Make-up and Hair by Ayoe Nissen | Styling by Lotte Sindhal

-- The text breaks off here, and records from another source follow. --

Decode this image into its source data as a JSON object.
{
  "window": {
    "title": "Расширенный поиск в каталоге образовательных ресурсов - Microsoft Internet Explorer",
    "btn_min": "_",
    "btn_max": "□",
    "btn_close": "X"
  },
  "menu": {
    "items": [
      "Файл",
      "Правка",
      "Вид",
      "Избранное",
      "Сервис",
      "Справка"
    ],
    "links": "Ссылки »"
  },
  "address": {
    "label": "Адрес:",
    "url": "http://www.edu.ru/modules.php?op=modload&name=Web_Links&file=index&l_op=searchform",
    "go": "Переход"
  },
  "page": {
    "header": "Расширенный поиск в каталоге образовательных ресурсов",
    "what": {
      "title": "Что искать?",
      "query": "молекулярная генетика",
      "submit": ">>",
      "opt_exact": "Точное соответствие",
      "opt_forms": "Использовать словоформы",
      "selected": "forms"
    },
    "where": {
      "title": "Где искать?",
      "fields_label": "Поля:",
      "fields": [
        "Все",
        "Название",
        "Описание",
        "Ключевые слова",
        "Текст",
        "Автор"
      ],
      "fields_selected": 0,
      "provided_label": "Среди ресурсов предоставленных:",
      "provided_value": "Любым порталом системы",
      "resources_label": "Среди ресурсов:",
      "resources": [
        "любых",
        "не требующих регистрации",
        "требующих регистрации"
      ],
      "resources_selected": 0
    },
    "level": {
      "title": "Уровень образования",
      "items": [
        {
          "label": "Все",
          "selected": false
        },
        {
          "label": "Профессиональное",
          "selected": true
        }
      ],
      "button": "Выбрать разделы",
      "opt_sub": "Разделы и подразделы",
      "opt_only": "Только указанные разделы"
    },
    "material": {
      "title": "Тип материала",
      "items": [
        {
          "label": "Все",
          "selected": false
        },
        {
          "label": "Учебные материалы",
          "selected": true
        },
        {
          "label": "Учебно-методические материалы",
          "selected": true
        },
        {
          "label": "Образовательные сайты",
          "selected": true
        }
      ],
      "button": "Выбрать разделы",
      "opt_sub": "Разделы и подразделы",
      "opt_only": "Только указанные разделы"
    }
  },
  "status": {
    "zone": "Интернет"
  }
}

Models: Sofie Sørensen at Étoile Models, Alexander & Mathias Nobel at & Model Management